After showing that envy’s dominion in primitive cultures, including superstitious fear of arousing the envy of their gods, is a crippling barrier to progress in developing countries, Schoeck rightly argues that one of Christianity’s greatest achievements lay in freeing people to innovate; it “provided man for the first time with supernatural beings who, he knew, could neither envy nor ridicule him” and offered strong moral condemnation of human envy. The New Testament’s achievement in liberating people from envy and an inherent guilty fear of being unequal “alone made the modern world emotionally and socially possible.” This theme of Christianity’s role in advancing civilization by opposing envy makes Schoeck’s work especially valuable for religious scholars and clergy.

Schoeck rejects the damnation of luxury popular in some religious and political circles as an envy-minded anachronism. While “it is still possible in cases of pathological greed and avarice to speak of acquisitiveness as a social sin … as a general concept it no longer makes sense. … As soon as there is real economic growth, and the technology to produce any item in as many copies as there is a demand for it, covetousness and acquisitiveness, as terms of social criticism, lack any real meaning.”

Because envy is ever-present, unappeasable, powerful when aroused, and highly destructive, a society’s “civilizing power of achievement” depends on how well it controls envy. Unfortunately, several forces in modern life are turning envy loose. Politicians find pandering to envy a tempting path to power. Egalitarian and socialist theories appeal to envy and give it intellectual legitimacy. And since World War II, social sanctions against envy have crumbled. “This public self-justification of envy is something entirely new. In this sense it is possible to speak of an age of envy.”

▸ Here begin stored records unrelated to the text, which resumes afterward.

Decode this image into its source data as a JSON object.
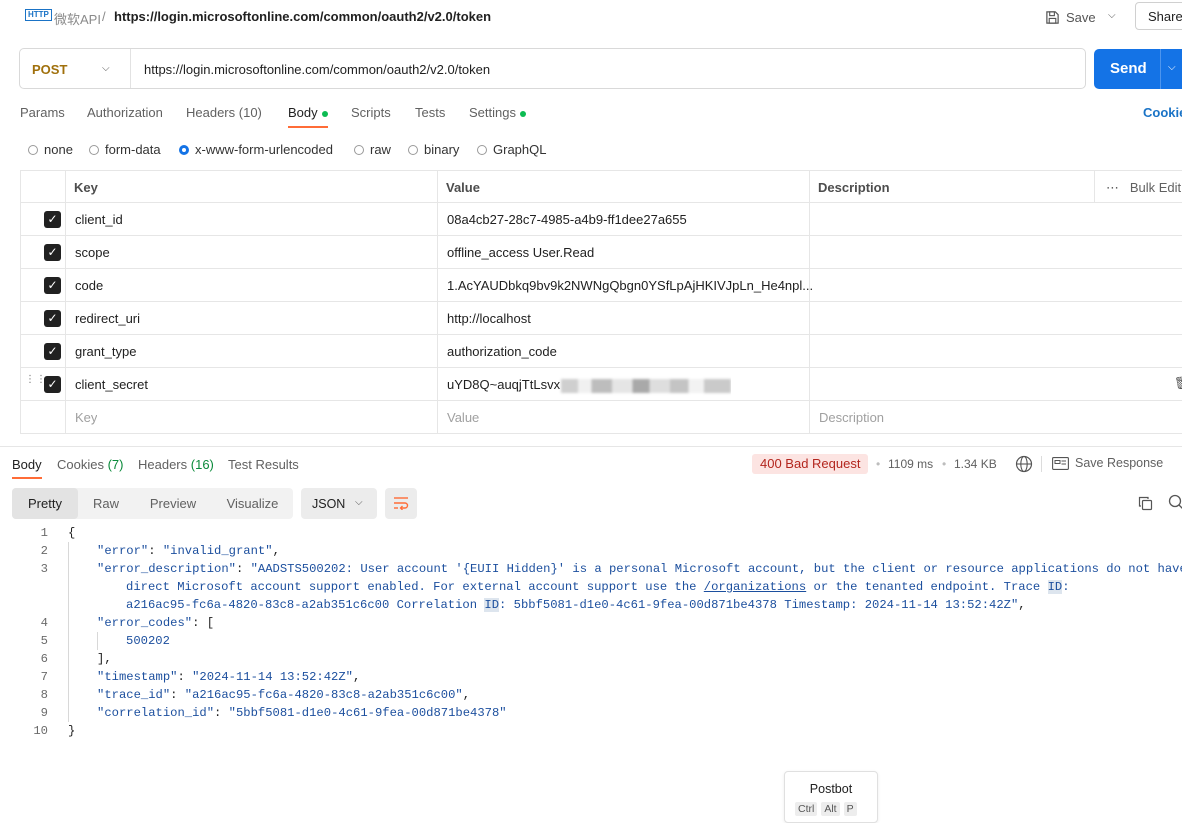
{
  "header": {
    "http_badge": "HTTP",
    "collection": "微软API",
    "separator": "/",
    "request_name": "https://login.microsoftonline.com/common/oauth2/v2.0/token",
    "save_label": "Save",
    "share_label": "Share"
  },
  "request": {
    "method": "POST",
    "url": "https://login.microsoftonline.com/common/oauth2/v2.0/token",
    "send_label": "Send"
  },
  "tabs": {
    "params": "Params",
    "authorization": "Authorization",
    "headers": "Headers",
    "headers_count": "(10)",
    "body": "Body",
    "scripts": "Scripts",
    "tests": "Tests",
    "settings": "Settings",
    "cookies": "Cookies"
  },
  "body_types": [
    "none",
    "form-data",
    "x-www-form-urlencoded",
    "raw",
    "binary",
    "GraphQL"
  ],
  "body_type_selected": "x-www-form-urlencoded",
  "params_table": {
    "headers": {
      "key": "Key",
      "value": "Value",
      "description": "Description",
      "bulk_edit": "Bulk Edit"
    },
    "rows": [
      {
        "key": "client_id",
        "value": "08a4cb27-28c7-4985-a4b9-ff1dee27a655",
        "checked": true
      },
      {
        "key": "scope",
        "value": "offline_access User.Read",
        "checked": true
      },
      {
        "key": "code",
        "value": "1.AcYAUDbkq9bv9k2NWNgQbgn0YSfLpAjHKIVJpLn_He4npl...",
        "checked": true
      },
      {
        "key": "redirect_uri",
        "value": "http://localhost",
        "checked": true
      },
      {
        "key": "grant_type",
        "value": "authorization_code",
        "checked": true
      },
      {
        "key": "client_secret",
        "value": "uYD8Q~auqjTtLsvx",
        "checked": true
      }
    ],
    "placeholders": {
      "key": "Key",
      "value": "Value",
      "description": "Description"
    }
  },
  "response": {
    "tabs": {
      "body": "Body",
      "cookies": "Cookies",
      "cookies_count": "(7)",
      "headers": "Headers",
      "headers_count": "(16)",
      "test_results": "Test Results"
    },
    "status": "400 Bad Request",
    "time": "1109 ms",
    "size": "1.34 KB",
    "save_response": "Save Response",
    "views": [
      "Pretty",
      "Raw",
      "Preview",
      "Visualize"
    ],
    "view_selected": "Pretty",
    "format": "JSON"
  },
  "code": {
    "l1": "{",
    "error_key": "\"error\"",
    "error_val": "\"invalid_grant\"",
    "desc_key": "\"error_description\"",
    "desc_a": "\"AADSTS500202: User account '{EUII Hidden}' is a personal Microsoft account, but the client or resource applications do not have",
    "desc_b1": "direct Microsoft account support enabled. For external account support use the ",
    "desc_b_link": "/organizations",
    "desc_b2": " or the tenanted endpoint. Trace ",
    "desc_id1": "ID",
    "desc_b3": ":",
    "desc_c1": "a216ac95-fc6a-4820-83c8-a2ab351c6c00 Correlation ",
    "desc_id2": "ID",
    "desc_c2": ": 5bbf5081-d1e0-4c61-9fea-00d871be4378 Timestamp: 2024-11-14 13:52:42Z\"",
    "codes_key": "\"error_codes\"",
    "codes_open": "[",
    "code_val": "500202",
    "codes_close": "],",
    "ts_key": "\"timestamp\"",
    "ts_val": "\"2024-11-14 13:52:42Z\"",
    "trace_key": "\"trace_id\"",
    "trace_val": "\"a216ac95-fc6a-4820-83c8-a2ab351c6c00\"",
    "corr_key": "\"correlation_id\"",
    "corr_val": "\"5bbf5081-d1e0-4c61-9fea-00d871be4378\"",
    "l10": "}",
    "line_numbers": [
      "1",
      "2",
      "3",
      "4",
      "5",
      "6",
      "7",
      "8",
      "9",
      "10"
    ]
  },
  "postbot": {
    "label": "Postbot",
    "keys": [
      "Ctrl",
      "Alt",
      "P"
    ]
  },
  "colors": {
    "accent_orange": "#ff6c37",
    "send_blue": "#1473e6",
    "method_post": "#a0700c",
    "error_red": "#b3261e"
  }
}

Most attempts at constructing a socialist or egalitarian utopia, Schoeck argues, seek to remove envy’s evil effects by removing its targets, so that the envious have nothing to envy. But because envy creates its own targets regardless of how equal people are, these efforts are doomed to fail. Moreover, they neglect envy’s positive social role.

“We are thus confronted by an antimony, an irreconcilable contradiction: Envy is an extremely anti-social and destructive emotional state, but it is, at the same time, the most completely socially oriented. And without universal consideration of at least a potential or imaginary envy in others, there could not be the automatic social controls upon which all association is based. We need envy for our existence, though no society that hopes to endure can afford to raise it to a value principle or to an institution.

Now, the twentieth century has gone further toward the liberation of the envious man, and toward raising envy to an abstract social principle, than any previous society since the primitive level, because it has taken seriously several ideologies of which envy is the source and which it feeds in precisely the degree to which those ideologies raise false hopes of an ultimate envy-free society. And in the twentieth century, too, for the first time, certain societies have grown rich enough to nourish the illusion that they can afford the luxury of buying the good will of the envious at ever steeper prices.“

Envy’s combination of thorough scholarship and dispassionate, readable style lends its arguments compelling weight and makes it the best treatment of envy available. A smashing refutation of egalitarianism’s view of human nature and its utopian delusions, Envy is a must for all friends of liberty and civilization. His care in arguing envy’s positive aspects renders Schoeck impervious to charges of polemicism. Hence his criticisms of envy and his foreboding observations about modern times are all the more powerful. Widespread study of Envy would do much to combat the evils of its subject, and hopefully lead many to concur in its conclusion: “The time has surely come when we should stop behaving as though the envious man was the main criterion for economic and social policy.”